This is done by not storing angles at all. Instead, you just have a quaternion which represents the current orientation of the object. When you decide to apply a rotation to it (of some angle by some axis), you construct a quaternion that represents that rotation by an angle around that axis. Then you right-multiply that quaternion with the current orientation quaternion, producing a new current orientation.

When you render the object, you use the current orientation as... the orientation.

share|improve this answer
    
All right, so I've purged all angle storage from the Entity class. It now only stores a quaternion. How do I translate arrow key input into a quaternion without Euler angles, though?
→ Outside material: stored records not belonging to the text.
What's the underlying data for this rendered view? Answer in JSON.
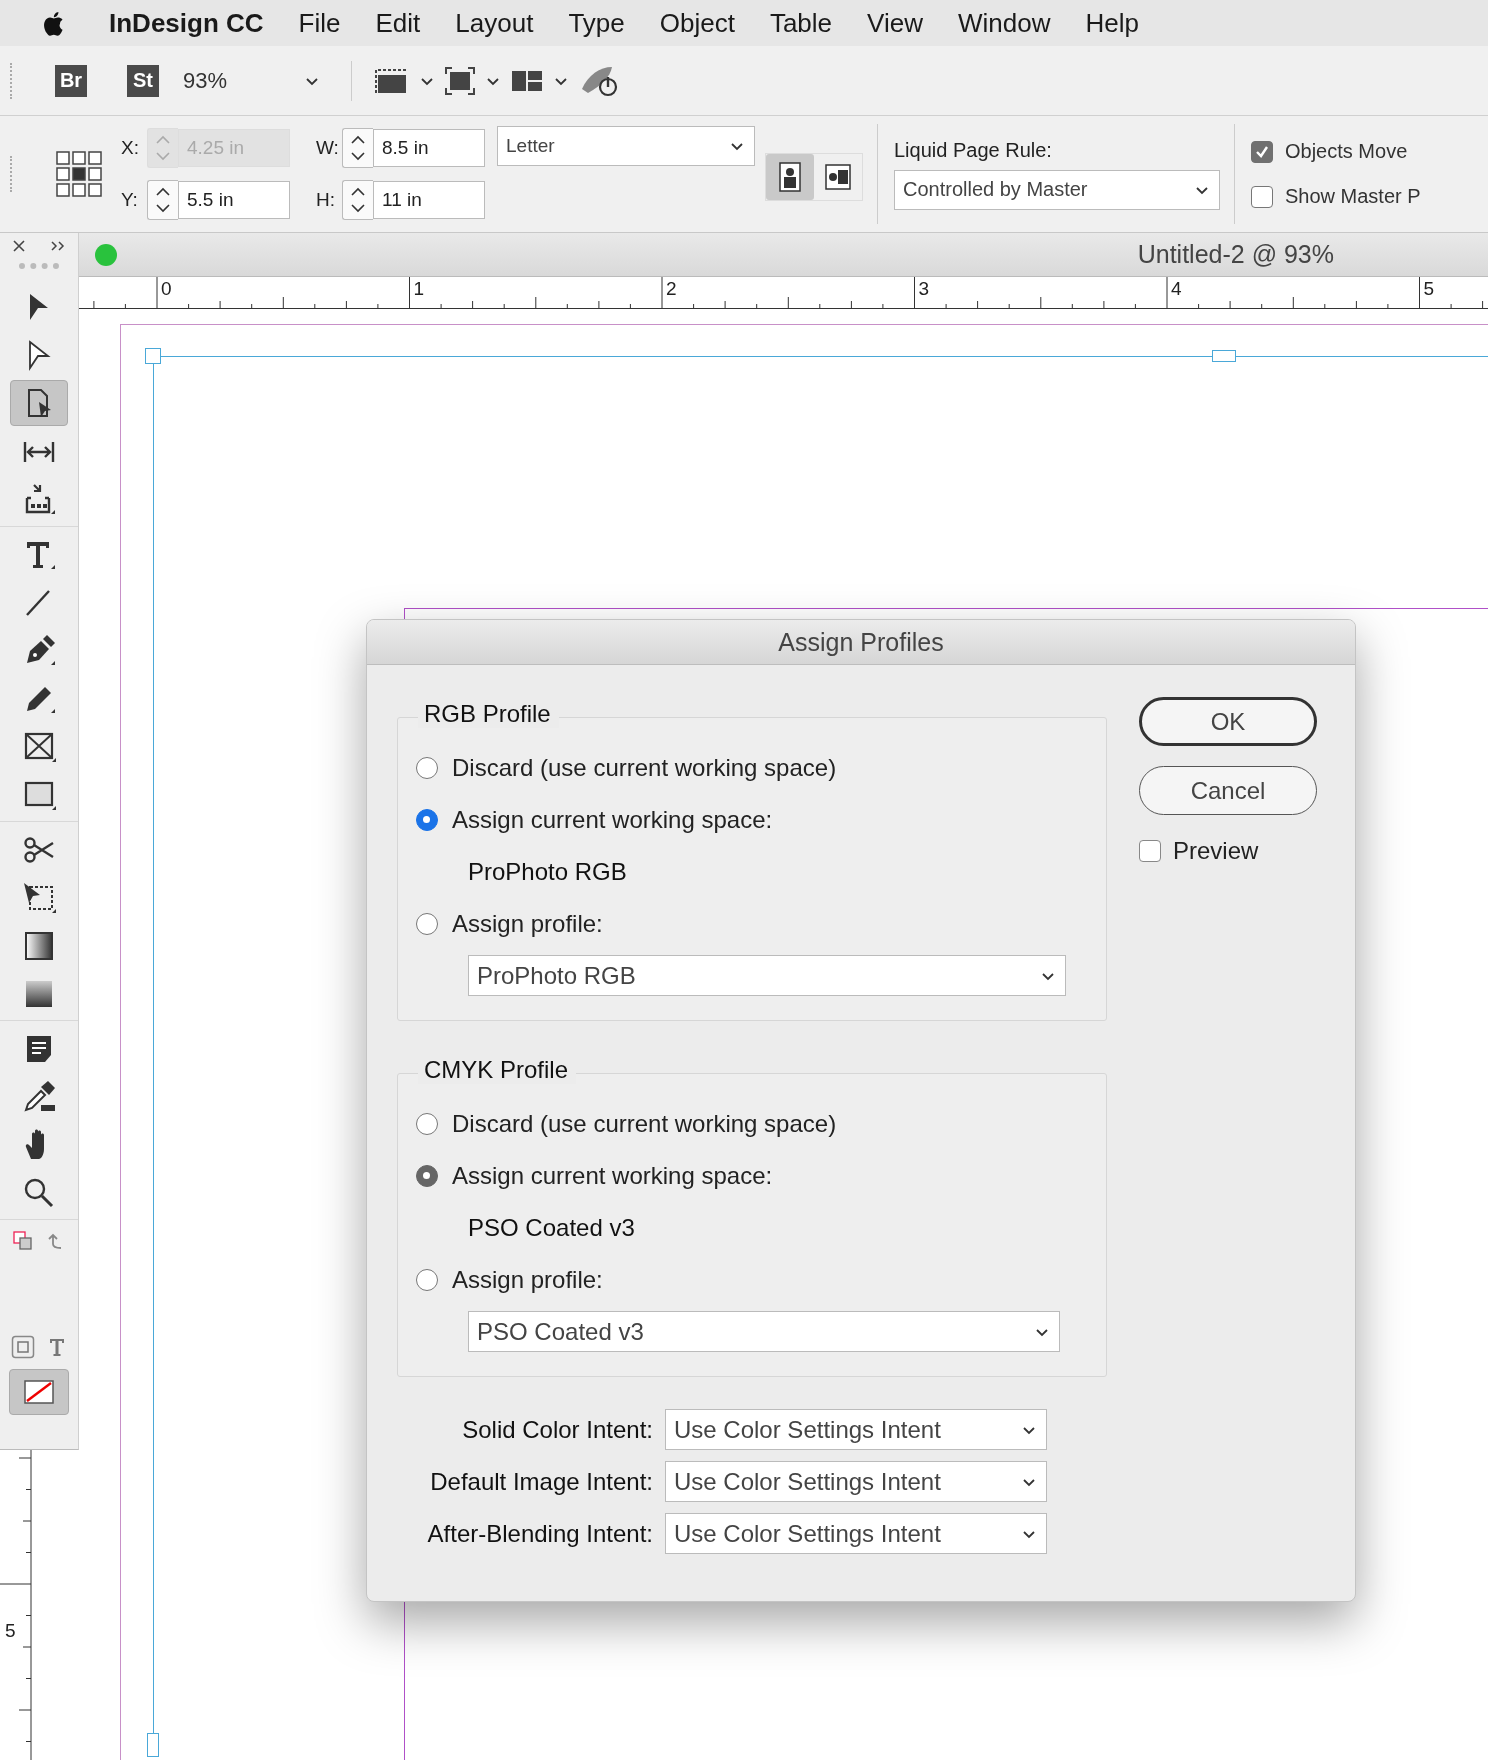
{
  "menu_bar": {
    "app": "InDesign CC",
    "items": [
      "File",
      "Edit",
      "Layout",
      "Type",
      "Object",
      "Table",
      "View",
      "Window",
      "Help"
    ]
  },
  "control_bar": {
    "bridge": "Br",
    "stock": "St",
    "zoom": "93%"
  },
  "transform": {
    "fields": [
      {
        "label": "X:",
        "value": "4.25 in",
        "disabled": true
      },
      {
        "label": "Y:",
        "value": "5.5 in",
        "disabled": false
      },
      {
        "label": "W:",
        "value": "8.5 in",
        "disabled": false
      },
      {
        "label": "H:",
        "value": "11 in",
        "disabled": false
      }
    ],
    "page_size": "Letter",
    "orientation": [
      {
        "kind": "portrait",
        "selected": true
      },
      {
        "kind": "landscape",
        "selected": false
      }
    ],
    "liquid_page_rule": {
      "label": "Liquid Page Rule:",
      "value": "Controlled by Master"
    },
    "options": [
      {
        "label": "Objects Move",
        "checked": true
      },
      {
        "label": "Show Master P",
        "checked": false
      }
    ]
  },
  "tools_panel": {
    "groups": [
      [
        {
          "kind": "selection",
          "selected": false
        },
        {
          "kind": "direct-selection",
          "selected": false
        },
        {
          "kind": "page",
          "selected": true
        },
        {
          "kind": "gap",
          "selected": false
        },
        {
          "kind": "content-collector",
          "selected": false
        }
      ],
      [
        {
          "kind": "type",
          "selected": false
        },
        {
          "kind": "line",
          "selected": false
        },
        {
          "kind": "pen",
          "selected": false
        },
        {
          "kind": "pencil",
          "selected": false
        },
        {
          "kind": "rectangle-frame",
          "selected": false
        },
        {
          "kind": "rectangle",
          "selected": false
        }
      ],
      [
        {
          "kind": "scissors",
          "selected": false
        },
        {
          "kind": "free-transform",
          "selected": false
        },
        {
          "kind": "gradient",
          "selected": false
        },
        {
          "kind": "gradient-feather",
          "selected": false
        }
      ],
      [
        {
          "kind": "note",
          "selected": false
        },
        {
          "kind": "eyedropper",
          "selected": false
        },
        {
          "kind": "hand",
          "selected": false
        },
        {
          "kind": "zoom",
          "selected": false
        }
      ]
    ]
  },
  "document": {
    "title": "Untitled-2 @ 93%",
    "ruler": [
      "0",
      "1",
      "2",
      "3",
      "4",
      "5"
    ],
    "vertical_ruler": [
      "5"
    ]
  },
  "dialog": {
    "title": "Assign Profiles",
    "groups": [
      {
        "title": "RGB Profile",
        "color": "#1a73e8",
        "options": [
          {
            "label": "Discard (use current working space)",
            "selected": false
          },
          {
            "label": "Assign current working space:",
            "selected": true
          },
          {
            "label": "Assign profile:",
            "selected": false
          }
        ],
        "working_space": "ProPhoto RGB",
        "profile": "ProPhoto RGB"
      },
      {
        "title": "CMYK Profile",
        "color": "#666666",
        "options": [
          {
            "label": "Discard (use current working space)",
            "selected": false
          },
          {
            "label": "Assign current working space:",
            "selected": true
          },
          {
            "label": "Assign profile:",
            "selected": false
          }
        ],
        "working_space": "PSO Coated v3",
        "profile": "PSO Coated v3"
      }
    ],
    "intents": [
      {
        "label": "Solid Color Intent:",
        "value": "Use Color Settings Intent"
      },
      {
        "label": "Default Image Intent:",
        "value": "Use Color Settings Intent"
      },
      {
        "label": "After-Blending Intent:",
        "value": "Use Color Settings Intent"
      }
    ],
    "buttons": [
      {
        "label": "OK",
        "default": true
      },
      {
        "label": "Cancel",
        "default": false
      }
    ],
    "preview": {
      "label": "Preview",
      "checked": false
    }
  }
}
Do I have to calculate in real-time the axis that a given input will rotate the object around, given its current orientation (as represented by its quaternion)? Also, is the approach of extracting a rotation matrix from the quaternion appropriate, or unnecessary? –  GarrickW Mar 15 '12 at 8:53
    
I could simply pass one of [-1,0,1] to Entity for each of its local X-Y-Z axes and have Entity interpret that, but wouldn't that boil down to the same problem? –  GarrickW Mar 15 '12 at 8:56
1  
Ah, I've just discovered the tutorial at arcsynthesis.org/gltut/Positioning/Tutorial%2008.html - I'll go rummage around in there for a moment. –  GarrickW Mar 15 '12 at 9:02
    
So I've read through the appropriate page, but there is something I'm still not sure about. It says "When we want to increase the pitch, for example, we will take the current orientation and multiply into it a quaternion that represents a pitch rotation of a few degrees." First, does this mean creating a quaternion from axis-angle, where the angle is the change in pitch (say 5 degrees) and the axes (x,y,z) are (1,0,0), regardless of the current orientation? –  GarrickW Mar 15 '12 at 9:23
1  
Second, since quaternion multiplication is non-communtative, what if the player is inputting a pitch and roll change at the same time? Do I just make two separate offset quaternions, one for roll and one for pitch, and then multiply them together? What order should I multiply them in? –  GarrickW Mar 15 '12 at 9:24

Your Answer

 
discard

By posting your answer, you agree to the privacy policy and terms of service.

Not the answer you're looking for? Browse other questions tagged or ask your own question.